Any picture among the records should be left out, please; retype the rest exactly.

== Segment start ==

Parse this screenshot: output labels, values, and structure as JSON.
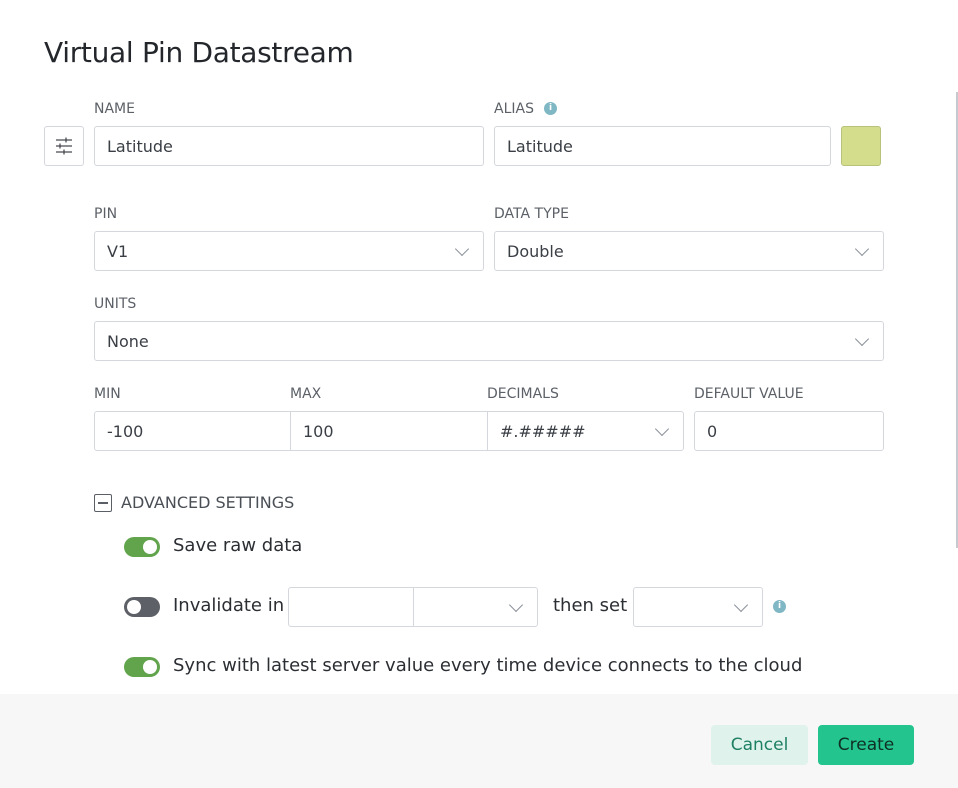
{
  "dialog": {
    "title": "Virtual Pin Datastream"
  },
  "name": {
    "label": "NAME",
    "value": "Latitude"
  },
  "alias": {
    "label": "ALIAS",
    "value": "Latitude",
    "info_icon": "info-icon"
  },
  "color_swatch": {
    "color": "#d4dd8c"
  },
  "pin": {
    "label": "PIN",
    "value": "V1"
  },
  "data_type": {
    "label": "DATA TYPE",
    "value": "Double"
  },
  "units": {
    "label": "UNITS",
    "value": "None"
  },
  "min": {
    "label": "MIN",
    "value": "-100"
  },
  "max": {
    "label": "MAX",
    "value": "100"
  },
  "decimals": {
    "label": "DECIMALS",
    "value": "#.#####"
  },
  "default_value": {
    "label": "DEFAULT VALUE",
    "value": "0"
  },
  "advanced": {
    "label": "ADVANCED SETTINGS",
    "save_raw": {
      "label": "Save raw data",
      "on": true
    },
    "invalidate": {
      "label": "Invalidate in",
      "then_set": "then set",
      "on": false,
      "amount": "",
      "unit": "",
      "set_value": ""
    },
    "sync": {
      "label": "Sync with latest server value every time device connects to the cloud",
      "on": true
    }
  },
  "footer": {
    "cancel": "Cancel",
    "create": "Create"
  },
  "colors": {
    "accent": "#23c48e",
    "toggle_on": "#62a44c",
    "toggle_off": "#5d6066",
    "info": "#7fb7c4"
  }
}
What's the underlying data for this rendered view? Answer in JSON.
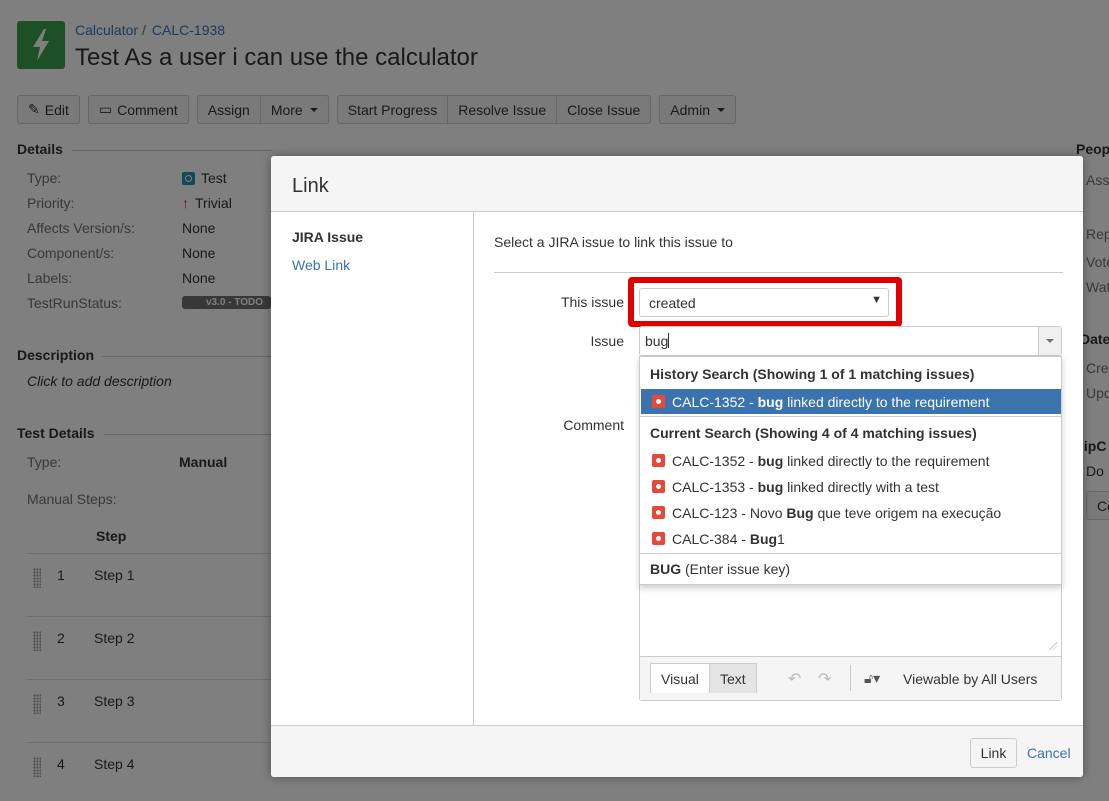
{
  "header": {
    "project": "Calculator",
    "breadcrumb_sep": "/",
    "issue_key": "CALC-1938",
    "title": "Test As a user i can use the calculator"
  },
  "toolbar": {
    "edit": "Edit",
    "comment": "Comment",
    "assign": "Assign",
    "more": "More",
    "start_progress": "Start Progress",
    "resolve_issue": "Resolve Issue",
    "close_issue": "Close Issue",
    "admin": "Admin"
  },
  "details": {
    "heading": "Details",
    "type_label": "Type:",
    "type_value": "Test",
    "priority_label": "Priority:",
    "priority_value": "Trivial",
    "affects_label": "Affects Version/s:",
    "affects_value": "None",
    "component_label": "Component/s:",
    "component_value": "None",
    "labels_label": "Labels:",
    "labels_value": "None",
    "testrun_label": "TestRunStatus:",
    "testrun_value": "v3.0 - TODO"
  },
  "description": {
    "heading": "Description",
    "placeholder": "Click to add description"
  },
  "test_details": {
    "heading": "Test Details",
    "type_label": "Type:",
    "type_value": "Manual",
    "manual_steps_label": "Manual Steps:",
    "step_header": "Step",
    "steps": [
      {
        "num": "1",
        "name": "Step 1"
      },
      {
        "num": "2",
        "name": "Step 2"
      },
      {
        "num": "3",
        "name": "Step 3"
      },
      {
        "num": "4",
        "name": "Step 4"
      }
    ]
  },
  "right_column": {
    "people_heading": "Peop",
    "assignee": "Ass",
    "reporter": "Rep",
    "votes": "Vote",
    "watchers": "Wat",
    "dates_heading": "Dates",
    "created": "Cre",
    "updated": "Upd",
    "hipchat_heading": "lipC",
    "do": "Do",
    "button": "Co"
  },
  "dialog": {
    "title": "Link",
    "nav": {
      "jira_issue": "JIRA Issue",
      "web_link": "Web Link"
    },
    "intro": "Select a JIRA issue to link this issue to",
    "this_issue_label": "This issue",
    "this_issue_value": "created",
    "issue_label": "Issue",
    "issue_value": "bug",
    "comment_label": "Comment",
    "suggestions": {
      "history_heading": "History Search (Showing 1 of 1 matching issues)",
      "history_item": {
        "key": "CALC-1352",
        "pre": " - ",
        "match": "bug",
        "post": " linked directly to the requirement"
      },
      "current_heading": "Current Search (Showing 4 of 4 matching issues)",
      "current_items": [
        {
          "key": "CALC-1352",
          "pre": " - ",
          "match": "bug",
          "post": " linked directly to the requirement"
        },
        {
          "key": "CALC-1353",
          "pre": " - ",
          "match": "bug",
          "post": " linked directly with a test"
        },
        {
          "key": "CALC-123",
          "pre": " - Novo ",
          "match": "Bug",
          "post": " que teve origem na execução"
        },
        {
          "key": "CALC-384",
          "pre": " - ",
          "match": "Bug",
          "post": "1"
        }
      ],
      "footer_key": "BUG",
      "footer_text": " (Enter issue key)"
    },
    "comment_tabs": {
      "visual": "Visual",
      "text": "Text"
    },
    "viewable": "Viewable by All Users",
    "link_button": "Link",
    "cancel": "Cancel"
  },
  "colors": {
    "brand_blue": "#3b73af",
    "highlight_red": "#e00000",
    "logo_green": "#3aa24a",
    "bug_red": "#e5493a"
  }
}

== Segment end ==

* **Your response**:
Parse this screenshot: output labels, values, and structure as JSON.
{
  "dialog": {
    "title": "Virtual Pin Datastream"
  },
  "name": {
    "label": "NAME",
    "value": "Latitude"
  },
  "alias": {
    "label": "ALIAS",
    "value": "Latitude",
    "info_icon": "info-icon"
  },
  "color_swatch": {
    "color": "#d4dd8c"
  },
  "pin": {
    "label": "PIN",
    "value": "V1"
  },
  "data_type": {
    "label": "DATA TYPE",
    "value": "Double"
  },
  "units": {
    "label": "UNITS",
    "value": "None"
  },
  "min": {
    "label": "MIN",
    "value": "-100"
  },
  "max": {
    "label": "MAX",
    "value": "100"
  },
  "decimals": {
    "label": "DECIMALS",
    "value": "#.#####"
  },
  "default_value": {
    "label": "DEFAULT VALUE",
    "value": "0"
  },
  "advanced": {
    "label": "ADVANCED SETTINGS",
    "save_raw": {
      "label": "Save raw data",
      "on": true
    },
    "invalidate": {
      "label": "Invalidate in",
      "then_set": "then set",
      "on": false,
      "amount": "",
      "unit": "",
      "set_value": ""
    },
    "sync": {
      "label": "Sync with latest server value every time device connects to the cloud",
      "on": true
    }
  },
  "footer": {
    "cancel": "Cancel",
    "create": "Create"
  },
  "colors": {
    "accent": "#23c48e",
    "toggle_on": "#62a44c",
    "toggle_off": "#5d6066",
    "info": "#7fb7c4"
  }
}
What's the underlying data for this rendered view? Answer in JSON.
{
  "header": {
    "project": "Calculator",
    "breadcrumb_sep": "/",
    "issue_key": "CALC-1938",
    "title": "Test As a user i can use the calculator"
  },
  "toolbar": {
    "edit": "Edit",
    "comment": "Comment",
    "assign": "Assign",
    "more": "More",
    "start_progress": "Start Progress",
    "resolve_issue": "Resolve Issue",
    "close_issue": "Close Issue",
    "admin": "Admin"
  },
  "details": {
    "heading": "Details",
    "type_label": "Type:",
    "type_value": "Test",
    "priority_label": "Priority:",
    "priority_value": "Trivial",
    "affects_label": "Affects Version/s:",
    "affects_value": "None",
    "component_label": "Component/s:",
    "component_value": "None",
    "labels_label": "Labels:",
    "labels_value": "None",
    "testrun_label": "TestRunStatus:",
    "testrun_value": "v3.0 - TODO"
  },
  "description": {
    "heading": "Description",
    "placeholder": "Click to add description"
  },
  "test_details": {
    "heading": "Test Details",
    "type_label": "Type:",
    "type_value": "Manual",
    "manual_steps_label": "Manual Steps:",
    "step_header": "Step",
    "steps": [
      {
        "num": "1",
        "name": "Step 1"
      },
      {
        "num": "2",
        "name": "Step 2"
      },
      {
        "num": "3",
        "name": "Step 3"
      },
      {
        "num": "4",
        "name": "Step 4"
      }
    ]
  },
  "right_column": {
    "people_heading": "Peop",
    "assignee": "Ass",
    "reporter": "Rep",
    "votes": "Vote",
    "watchers": "Wat",
    "dates_heading": "Dates",
    "created": "Cre",
    "updated": "Upd",
    "hipchat_heading": "lipC",
    "do": "Do",
    "button": "Co"
  },
  "dialog": {
    "title": "Link",
    "nav": {
      "jira_issue": "JIRA Issue",
      "web_link": "Web Link"
    },
    "intro": "Select a JIRA issue to link this issue to",
    "this_issue_label": "This issue",
    "this_issue_value": "created",
    "issue_label": "Issue",
    "issue_value": "bug",
    "comment_label": "Comment",
    "suggestions": {
      "history_heading": "History Search (Showing 1 of 1 matching issues)",
      "history_item": {
        "key": "CALC-1352",
        "pre": " - ",
        "match": "bug",
        "post": " linked directly to the requirement"
      },
      "current_heading": "Current Search (Showing 4 of 4 matching issues)",
      "current_items": [
        {
          "key": "CALC-1352",
          "pre": " - ",
          "match": "bug",
          "post": " linked directly to the requirement"
        },
        {
          "key": "CALC-1353",
          "pre": " - ",
          "match": "bug",
          "post": " linked directly with a test"
        },
        {
          "key": "CALC-123",
          "pre": " - Novo ",
          "match": "Bug",
          "post": " que teve origem na execução"
        },
        {
          "key": "CALC-384",
          "pre": " - ",
          "match": "Bug",
          "post": "1"
        }
      ],
      "footer_key": "BUG",
      "footer_text": " (Enter issue key)"
    },
    "comment_tabs": {
      "visual": "Visual",
      "text": "Text"
    },
    "viewable": "Viewable by All Users",
    "link_button": "Link",
    "cancel": "Cancel"
  },
  "colors": {
    "brand_blue": "#3b73af",
    "highlight_red": "#e00000",
    "logo_green": "#3aa24a",
    "bug_red": "#e5493a"
  }
}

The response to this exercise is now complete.